Go through the data and copy each line that holds "when".

□ □ □ □

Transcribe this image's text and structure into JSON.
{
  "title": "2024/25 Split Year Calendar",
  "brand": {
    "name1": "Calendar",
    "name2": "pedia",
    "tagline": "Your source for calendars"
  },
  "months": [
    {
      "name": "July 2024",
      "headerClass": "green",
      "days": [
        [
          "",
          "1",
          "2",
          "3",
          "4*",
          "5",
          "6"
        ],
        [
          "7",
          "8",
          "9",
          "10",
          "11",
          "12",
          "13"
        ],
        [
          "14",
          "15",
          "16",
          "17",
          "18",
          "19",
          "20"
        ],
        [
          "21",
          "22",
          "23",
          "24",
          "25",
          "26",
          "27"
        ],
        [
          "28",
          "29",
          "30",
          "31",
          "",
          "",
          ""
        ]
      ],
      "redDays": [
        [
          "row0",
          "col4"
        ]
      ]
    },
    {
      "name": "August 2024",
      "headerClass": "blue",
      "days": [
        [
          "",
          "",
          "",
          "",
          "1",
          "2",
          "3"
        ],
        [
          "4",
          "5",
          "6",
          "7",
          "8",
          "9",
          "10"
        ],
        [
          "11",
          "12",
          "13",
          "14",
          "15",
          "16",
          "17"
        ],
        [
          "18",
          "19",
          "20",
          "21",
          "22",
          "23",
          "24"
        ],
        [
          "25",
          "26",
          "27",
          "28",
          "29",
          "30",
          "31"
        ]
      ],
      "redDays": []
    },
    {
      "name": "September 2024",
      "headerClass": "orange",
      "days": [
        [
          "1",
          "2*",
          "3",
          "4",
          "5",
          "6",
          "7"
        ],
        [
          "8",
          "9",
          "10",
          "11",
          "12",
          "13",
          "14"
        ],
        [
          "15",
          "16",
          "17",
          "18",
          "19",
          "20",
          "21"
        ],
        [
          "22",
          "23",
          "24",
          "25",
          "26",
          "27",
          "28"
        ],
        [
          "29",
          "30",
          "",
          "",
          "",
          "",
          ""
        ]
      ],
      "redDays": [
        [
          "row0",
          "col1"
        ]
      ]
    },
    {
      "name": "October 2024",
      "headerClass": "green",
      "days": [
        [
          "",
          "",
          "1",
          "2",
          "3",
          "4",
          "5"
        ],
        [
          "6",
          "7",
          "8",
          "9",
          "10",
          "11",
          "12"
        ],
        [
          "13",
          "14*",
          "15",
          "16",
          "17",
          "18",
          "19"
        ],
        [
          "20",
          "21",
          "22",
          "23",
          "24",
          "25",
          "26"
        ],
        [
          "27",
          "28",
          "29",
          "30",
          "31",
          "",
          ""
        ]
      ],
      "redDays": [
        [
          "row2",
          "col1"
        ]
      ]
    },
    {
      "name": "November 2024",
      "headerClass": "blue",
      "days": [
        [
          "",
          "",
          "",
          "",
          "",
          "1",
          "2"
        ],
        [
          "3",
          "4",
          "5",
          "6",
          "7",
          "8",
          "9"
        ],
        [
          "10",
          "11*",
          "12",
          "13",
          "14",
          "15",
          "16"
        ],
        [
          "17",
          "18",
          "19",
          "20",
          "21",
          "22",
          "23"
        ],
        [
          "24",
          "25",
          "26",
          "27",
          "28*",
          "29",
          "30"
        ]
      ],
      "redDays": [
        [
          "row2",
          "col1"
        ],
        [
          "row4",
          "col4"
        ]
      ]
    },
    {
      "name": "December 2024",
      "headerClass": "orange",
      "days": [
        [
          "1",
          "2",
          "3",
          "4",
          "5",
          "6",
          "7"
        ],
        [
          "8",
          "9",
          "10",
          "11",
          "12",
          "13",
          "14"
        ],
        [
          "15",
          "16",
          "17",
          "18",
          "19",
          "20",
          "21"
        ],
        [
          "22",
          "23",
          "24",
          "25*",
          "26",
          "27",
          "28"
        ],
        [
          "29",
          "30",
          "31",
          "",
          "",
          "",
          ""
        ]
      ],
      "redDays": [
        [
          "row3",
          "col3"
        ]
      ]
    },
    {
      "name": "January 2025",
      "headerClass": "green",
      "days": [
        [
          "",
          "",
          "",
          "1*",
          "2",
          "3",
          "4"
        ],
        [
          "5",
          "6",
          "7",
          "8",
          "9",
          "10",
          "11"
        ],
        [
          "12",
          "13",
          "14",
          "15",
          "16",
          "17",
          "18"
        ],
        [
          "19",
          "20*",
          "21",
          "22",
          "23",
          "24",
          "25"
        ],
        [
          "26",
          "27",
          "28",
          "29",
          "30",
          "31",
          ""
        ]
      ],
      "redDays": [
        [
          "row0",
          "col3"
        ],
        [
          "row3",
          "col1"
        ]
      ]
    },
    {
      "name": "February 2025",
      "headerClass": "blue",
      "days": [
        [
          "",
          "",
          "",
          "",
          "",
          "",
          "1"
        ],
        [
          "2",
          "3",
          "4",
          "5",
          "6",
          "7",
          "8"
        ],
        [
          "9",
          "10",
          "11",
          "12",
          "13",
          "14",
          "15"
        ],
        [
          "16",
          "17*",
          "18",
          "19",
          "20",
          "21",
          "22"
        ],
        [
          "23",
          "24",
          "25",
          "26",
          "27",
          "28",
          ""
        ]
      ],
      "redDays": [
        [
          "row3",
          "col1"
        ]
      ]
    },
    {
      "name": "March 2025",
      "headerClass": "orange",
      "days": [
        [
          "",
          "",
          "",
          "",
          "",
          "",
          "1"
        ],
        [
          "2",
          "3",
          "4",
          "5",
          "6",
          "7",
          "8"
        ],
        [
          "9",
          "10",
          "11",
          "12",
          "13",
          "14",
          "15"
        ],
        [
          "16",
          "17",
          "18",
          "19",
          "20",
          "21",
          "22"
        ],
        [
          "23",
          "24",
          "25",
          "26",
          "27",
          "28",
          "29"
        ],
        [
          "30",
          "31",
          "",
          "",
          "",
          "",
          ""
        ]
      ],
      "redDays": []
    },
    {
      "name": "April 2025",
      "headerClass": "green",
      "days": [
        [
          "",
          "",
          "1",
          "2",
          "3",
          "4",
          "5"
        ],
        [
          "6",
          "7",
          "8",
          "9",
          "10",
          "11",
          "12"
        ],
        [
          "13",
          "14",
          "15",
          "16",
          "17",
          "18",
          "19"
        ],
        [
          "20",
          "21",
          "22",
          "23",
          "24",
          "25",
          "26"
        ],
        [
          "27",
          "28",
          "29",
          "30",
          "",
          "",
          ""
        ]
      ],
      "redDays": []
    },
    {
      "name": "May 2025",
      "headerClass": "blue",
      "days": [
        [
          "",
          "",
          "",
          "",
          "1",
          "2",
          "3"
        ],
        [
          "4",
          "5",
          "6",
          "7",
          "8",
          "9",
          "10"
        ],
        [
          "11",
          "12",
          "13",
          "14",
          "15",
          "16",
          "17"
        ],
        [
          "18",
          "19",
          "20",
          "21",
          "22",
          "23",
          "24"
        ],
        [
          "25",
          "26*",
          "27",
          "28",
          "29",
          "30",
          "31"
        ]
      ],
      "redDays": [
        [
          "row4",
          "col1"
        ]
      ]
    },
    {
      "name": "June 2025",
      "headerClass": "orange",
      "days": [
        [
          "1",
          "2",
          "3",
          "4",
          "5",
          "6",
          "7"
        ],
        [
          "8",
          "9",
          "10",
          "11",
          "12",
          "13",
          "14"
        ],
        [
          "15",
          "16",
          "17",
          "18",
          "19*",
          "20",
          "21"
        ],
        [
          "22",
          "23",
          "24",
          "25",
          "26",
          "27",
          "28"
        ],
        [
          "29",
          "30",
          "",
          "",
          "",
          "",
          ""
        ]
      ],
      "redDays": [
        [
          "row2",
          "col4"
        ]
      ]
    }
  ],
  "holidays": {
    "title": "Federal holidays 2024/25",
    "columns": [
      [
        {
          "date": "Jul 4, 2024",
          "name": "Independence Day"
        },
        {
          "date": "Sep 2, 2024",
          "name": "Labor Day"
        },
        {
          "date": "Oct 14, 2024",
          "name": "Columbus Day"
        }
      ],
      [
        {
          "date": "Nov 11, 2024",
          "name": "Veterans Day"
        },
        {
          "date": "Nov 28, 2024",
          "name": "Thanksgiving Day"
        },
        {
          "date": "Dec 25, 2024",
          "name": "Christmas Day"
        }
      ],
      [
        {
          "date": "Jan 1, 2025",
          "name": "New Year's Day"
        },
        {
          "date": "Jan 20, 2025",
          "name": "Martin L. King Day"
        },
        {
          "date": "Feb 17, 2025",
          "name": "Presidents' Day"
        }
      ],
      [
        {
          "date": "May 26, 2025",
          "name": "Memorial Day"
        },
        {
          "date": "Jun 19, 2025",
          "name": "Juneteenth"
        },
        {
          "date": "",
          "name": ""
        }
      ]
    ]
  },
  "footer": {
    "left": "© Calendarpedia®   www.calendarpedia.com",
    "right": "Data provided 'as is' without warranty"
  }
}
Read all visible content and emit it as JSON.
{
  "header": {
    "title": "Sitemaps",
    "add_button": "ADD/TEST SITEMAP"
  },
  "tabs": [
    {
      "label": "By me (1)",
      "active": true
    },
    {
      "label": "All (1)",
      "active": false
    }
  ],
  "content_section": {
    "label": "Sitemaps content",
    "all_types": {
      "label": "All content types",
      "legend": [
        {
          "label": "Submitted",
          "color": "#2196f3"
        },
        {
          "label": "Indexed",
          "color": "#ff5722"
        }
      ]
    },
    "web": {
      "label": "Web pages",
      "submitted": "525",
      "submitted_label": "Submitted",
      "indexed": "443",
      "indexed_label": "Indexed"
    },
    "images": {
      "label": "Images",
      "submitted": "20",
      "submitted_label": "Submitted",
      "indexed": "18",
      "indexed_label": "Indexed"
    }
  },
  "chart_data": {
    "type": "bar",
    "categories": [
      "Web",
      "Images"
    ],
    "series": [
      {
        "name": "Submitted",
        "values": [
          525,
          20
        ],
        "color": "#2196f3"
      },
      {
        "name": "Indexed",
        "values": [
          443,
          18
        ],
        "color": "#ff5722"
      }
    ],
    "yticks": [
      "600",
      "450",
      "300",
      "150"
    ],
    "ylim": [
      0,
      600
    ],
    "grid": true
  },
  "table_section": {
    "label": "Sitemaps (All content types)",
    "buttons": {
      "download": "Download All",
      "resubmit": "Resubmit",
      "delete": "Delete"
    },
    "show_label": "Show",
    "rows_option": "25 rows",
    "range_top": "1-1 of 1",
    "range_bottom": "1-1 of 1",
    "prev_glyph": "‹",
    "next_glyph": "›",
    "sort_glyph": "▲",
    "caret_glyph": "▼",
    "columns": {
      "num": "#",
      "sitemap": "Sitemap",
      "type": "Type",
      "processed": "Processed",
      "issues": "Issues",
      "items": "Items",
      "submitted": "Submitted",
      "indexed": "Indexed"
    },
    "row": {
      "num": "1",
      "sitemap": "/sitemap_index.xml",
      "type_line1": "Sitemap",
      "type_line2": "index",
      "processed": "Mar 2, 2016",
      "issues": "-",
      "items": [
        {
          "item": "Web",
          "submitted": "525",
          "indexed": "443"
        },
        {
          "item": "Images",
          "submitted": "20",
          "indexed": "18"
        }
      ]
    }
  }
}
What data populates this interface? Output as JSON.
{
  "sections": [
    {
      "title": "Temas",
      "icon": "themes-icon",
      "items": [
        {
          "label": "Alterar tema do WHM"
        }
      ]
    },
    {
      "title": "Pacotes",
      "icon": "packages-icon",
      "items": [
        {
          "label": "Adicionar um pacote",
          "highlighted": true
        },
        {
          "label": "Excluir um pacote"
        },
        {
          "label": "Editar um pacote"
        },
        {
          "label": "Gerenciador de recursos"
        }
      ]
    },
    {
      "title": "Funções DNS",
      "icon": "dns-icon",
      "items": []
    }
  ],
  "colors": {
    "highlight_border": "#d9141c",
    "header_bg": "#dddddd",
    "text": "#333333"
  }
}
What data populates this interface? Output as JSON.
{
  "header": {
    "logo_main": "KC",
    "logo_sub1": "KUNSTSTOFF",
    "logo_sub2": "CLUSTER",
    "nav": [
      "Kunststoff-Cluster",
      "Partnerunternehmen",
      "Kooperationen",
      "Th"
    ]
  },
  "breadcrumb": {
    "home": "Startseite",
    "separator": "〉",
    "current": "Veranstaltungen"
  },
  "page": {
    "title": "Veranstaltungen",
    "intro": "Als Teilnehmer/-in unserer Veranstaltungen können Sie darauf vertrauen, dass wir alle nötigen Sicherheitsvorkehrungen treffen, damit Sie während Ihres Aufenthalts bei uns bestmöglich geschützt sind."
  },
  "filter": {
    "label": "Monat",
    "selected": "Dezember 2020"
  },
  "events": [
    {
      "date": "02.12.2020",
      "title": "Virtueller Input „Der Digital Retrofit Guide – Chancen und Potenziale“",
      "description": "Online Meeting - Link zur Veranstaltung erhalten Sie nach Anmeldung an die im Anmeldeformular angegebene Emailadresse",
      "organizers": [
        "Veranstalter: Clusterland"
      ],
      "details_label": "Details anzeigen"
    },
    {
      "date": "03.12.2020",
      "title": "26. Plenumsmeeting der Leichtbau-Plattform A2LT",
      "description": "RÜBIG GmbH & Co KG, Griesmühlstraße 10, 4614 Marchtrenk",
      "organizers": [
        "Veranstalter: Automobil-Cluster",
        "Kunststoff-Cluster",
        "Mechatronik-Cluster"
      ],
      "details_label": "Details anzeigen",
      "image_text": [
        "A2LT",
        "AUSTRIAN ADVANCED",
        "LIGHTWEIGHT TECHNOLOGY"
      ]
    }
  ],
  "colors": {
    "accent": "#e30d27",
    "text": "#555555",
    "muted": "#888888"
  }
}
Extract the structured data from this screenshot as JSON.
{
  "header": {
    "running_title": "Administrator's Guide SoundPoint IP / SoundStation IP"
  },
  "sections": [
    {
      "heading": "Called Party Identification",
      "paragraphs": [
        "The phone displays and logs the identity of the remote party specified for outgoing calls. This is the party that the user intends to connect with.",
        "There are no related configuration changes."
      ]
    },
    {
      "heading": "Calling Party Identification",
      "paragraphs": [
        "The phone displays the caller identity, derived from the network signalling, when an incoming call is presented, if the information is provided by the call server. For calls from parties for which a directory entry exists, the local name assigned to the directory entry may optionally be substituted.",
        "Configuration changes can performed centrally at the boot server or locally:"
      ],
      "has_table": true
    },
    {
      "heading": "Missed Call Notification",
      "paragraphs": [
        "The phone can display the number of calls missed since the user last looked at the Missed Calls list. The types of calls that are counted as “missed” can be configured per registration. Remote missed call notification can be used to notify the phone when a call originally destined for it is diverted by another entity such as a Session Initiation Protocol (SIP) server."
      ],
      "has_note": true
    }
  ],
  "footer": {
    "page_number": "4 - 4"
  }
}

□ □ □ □

● **Exercise result**
        "The phone displays the caller identity, derived from the network signalling, when an incoming call is presented, if the information is provided by the call server. For calls from parties for which a directory entry exists, the local name assigned to the directory entry may optionally be substituted.",
        "The phone can display the number of calls missed since the user last looked at the Missed Calls list. The types of calls that are counted as “missed” can be configured per registration. Remote missed call notification can be used to notify the phone when a call originally destined for it is diverted by another entity such as a Session Initiation Protocol (SIP) server."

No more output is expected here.